**Source data**

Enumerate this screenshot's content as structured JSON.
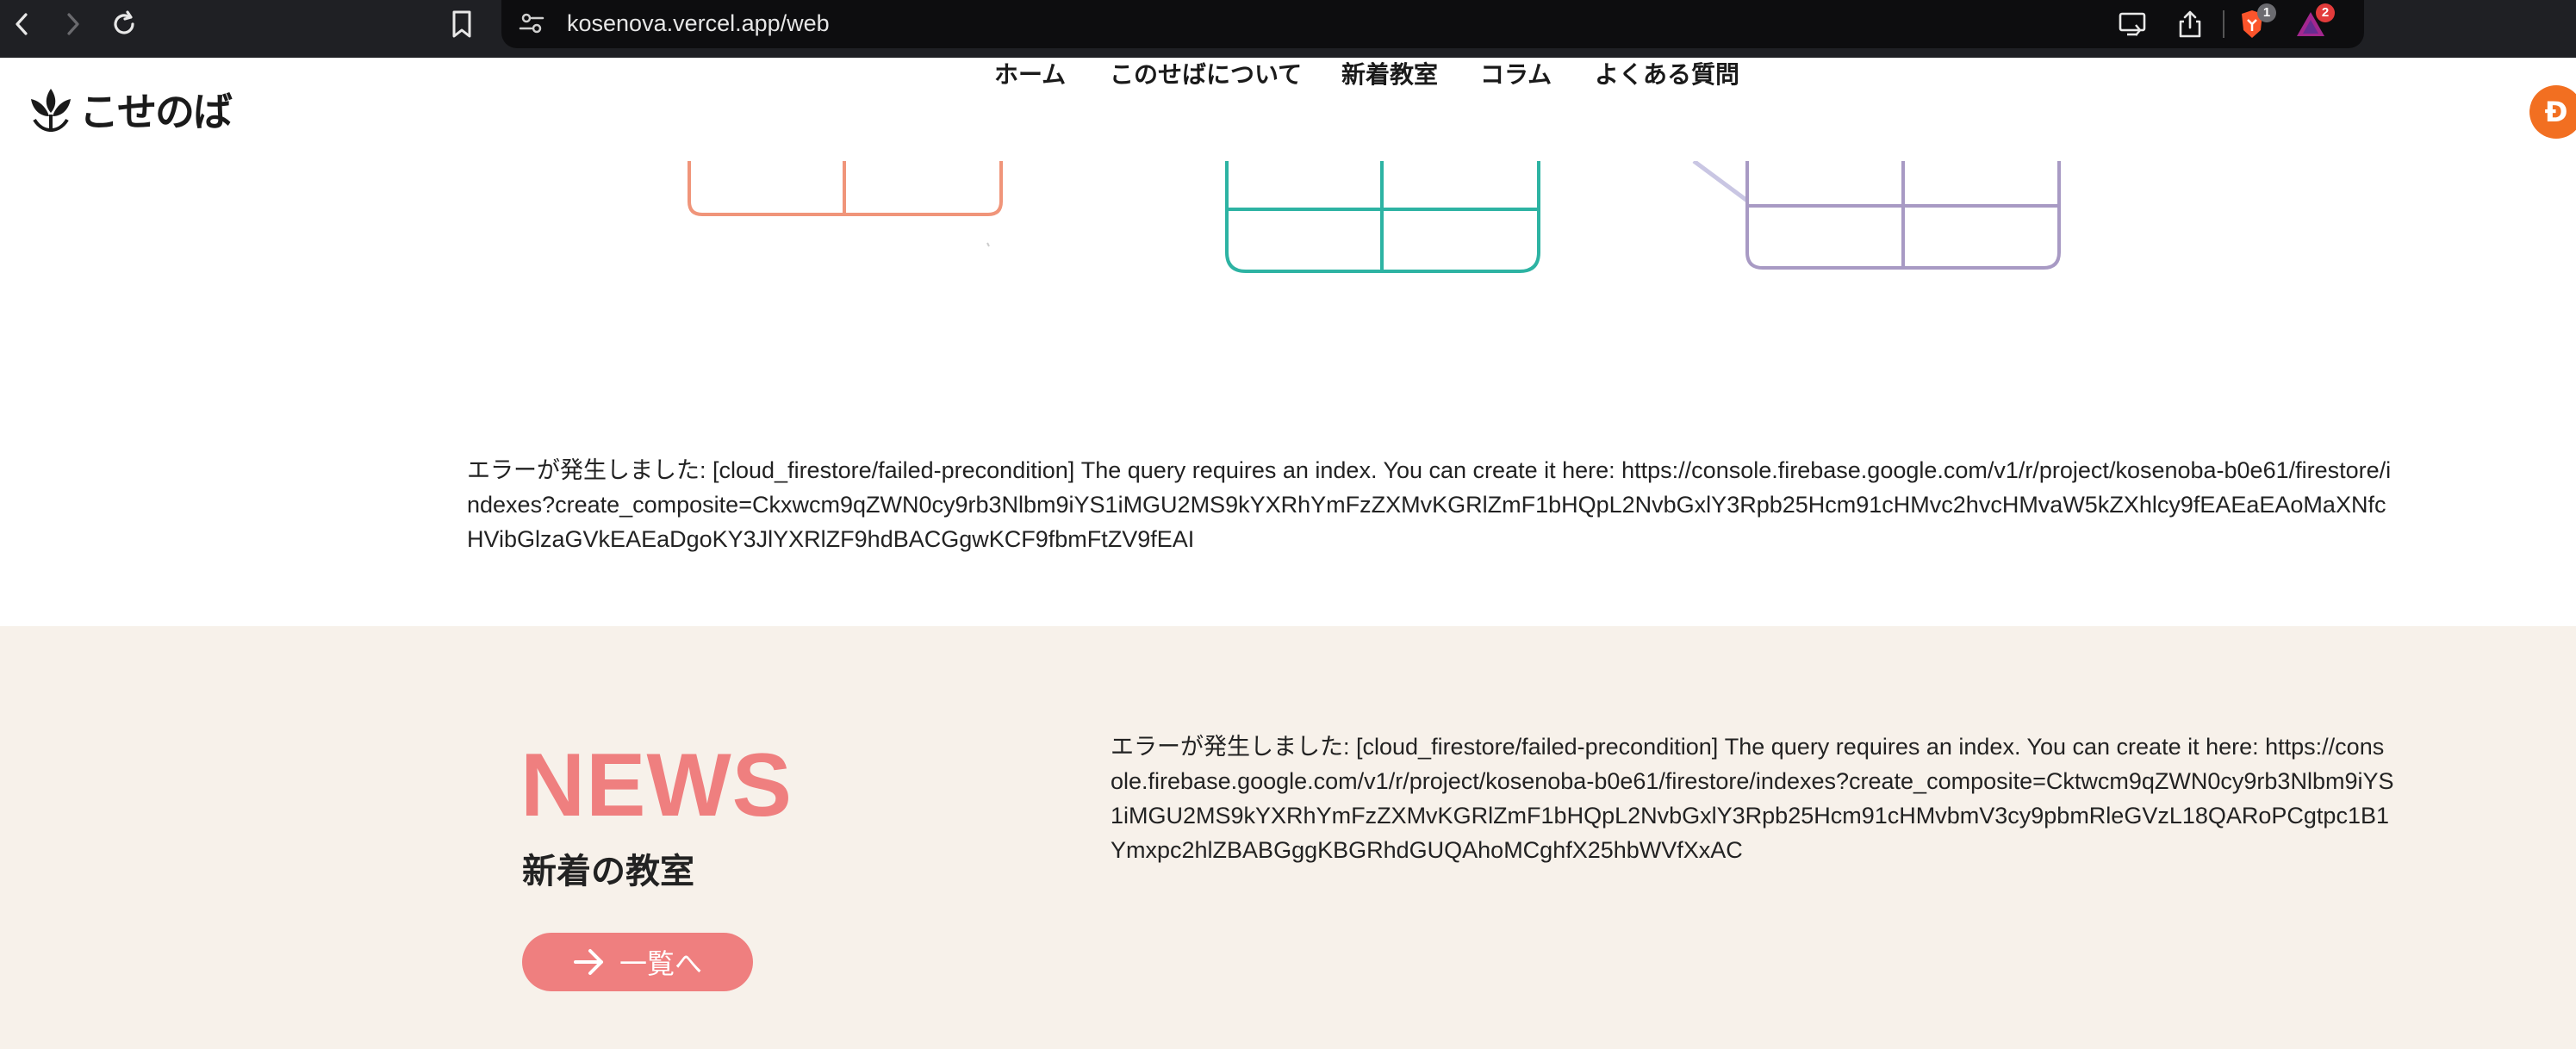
{
  "browser": {
    "url": "kosenova.vercel.app/web",
    "extensions": [
      {
        "name": "brave-shield-icon",
        "badge": "1"
      },
      {
        "name": "brave-rewards-icon",
        "badge": "2"
      }
    ]
  },
  "header": {
    "logo_text": "こせのば",
    "nav": [
      "ホーム",
      "このせばについて",
      "新着教室",
      "コラム",
      "よくある質問"
    ],
    "avatar_letter": "Ð"
  },
  "illustration": {
    "colors": {
      "salmon": "#f0957a",
      "teal": "#2db3a3",
      "lavender": "#a89ac4"
    }
  },
  "error_top": "エラーが発生しました: [cloud_firestore/failed-precondition] The query requires an index. You can create it here: https://console.firebase.google.com/v1/r/project/kosenoba-b0e61/firestore/indexes?create_composite=Ckxwcm9qZWN0cy9rb3Nlbm9iYS1iMGU2MS9kYXRhYmFzZXMvKGRlZmF1bHQpL2NvbGxlY3Rpb25Hcm91cHMvc2hvcHMvaW5kZXhlcy9fEAEaEAoMaXNfcHVibGlzaGVkEAEaDgoKY3JlYXRlZF9hdBACGgwKCF9fbmFtZV9fEAI",
  "news": {
    "title": "NEWS",
    "subtitle": "新着の教室",
    "button_label": "一覧へ",
    "error": "エラーが発生しました: [cloud_firestore/failed-precondition] The query requires an index. You can create it here: https://console.firebase.google.com/v1/r/project/kosenoba-b0e61/firestore/indexes?create_composite=Cktwcm9qZWN0cy9rb3Nlbm9iYS1iMGU2MS9kYXRhYmFzZXMvKGRlZmF1bHQpL2NvbGxlY3Rpb25Hcm91cHMvbmV3cy9pbmRleGVzL18QARoPCgtpc1B1Ymxpc2hlZBABGggKBGRhdGUQAhoMCghfX25hbWVfXxAC"
  },
  "colors": {
    "accent": "#ef7f7f",
    "section_bg": "#f7f1ea",
    "avatar": "#f26f21"
  }
}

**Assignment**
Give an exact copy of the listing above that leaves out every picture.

**Expected answer**
Enumerate this screenshot's content as structured JSON.
{
  "browser": {
    "url": "kosenova.vercel.app/web",
    "extensions": [
      {
        "name": "brave-shield-icon",
        "badge": "1"
      },
      {
        "name": "brave-rewards-icon",
        "badge": "2"
      }
    ]
  },
  "header": {
    "logo_text": "こせのば",
    "nav": [
      "ホーム",
      "このせばについて",
      "新着教室",
      "コラム",
      "よくある質問"
    ],
    "avatar_letter": "Ð"
  },
  "illustration": {
    "colors": {
      "salmon": "#f0957a",
      "teal": "#2db3a3",
      "lavender": "#a89ac4"
    }
  },
  "error_top": "エラーが発生しました: [cloud_firestore/failed-precondition] The query requires an index. You can create it here: https://console.firebase.google.com/v1/r/project/kosenoba-b0e61/firestore/indexes?create_composite=Ckxwcm9qZWN0cy9rb3Nlbm9iYS1iMGU2MS9kYXRhYmFzZXMvKGRlZmF1bHQpL2NvbGxlY3Rpb25Hcm91cHMvc2hvcHMvaW5kZXhlcy9fEAEaEAoMaXNfcHVibGlzaGVkEAEaDgoKY3JlYXRlZF9hdBACGgwKCF9fbmFtZV9fEAI",
  "news": {
    "title": "NEWS",
    "subtitle": "新着の教室",
    "button_label": "一覧へ",
    "error": "エラーが発生しました: [cloud_firestore/failed-precondition] The query requires an index. You can create it here: https://console.firebase.google.com/v1/r/project/kosenoba-b0e61/firestore/indexes?create_composite=Cktwcm9qZWN0cy9rb3Nlbm9iYS1iMGU2MS9kYXRhYmFzZXMvKGRlZmF1bHQpL2NvbGxlY3Rpb25Hcm91cHMvbmV3cy9pbmRleGVzL18QARoPCgtpc1B1Ymxpc2hlZBABGggKBGRhdGUQAhoMCghfX25hbWVfXxAC"
  },
  "colors": {
    "accent": "#ef7f7f",
    "section_bg": "#f7f1ea",
    "avatar": "#f26f21"
  }
}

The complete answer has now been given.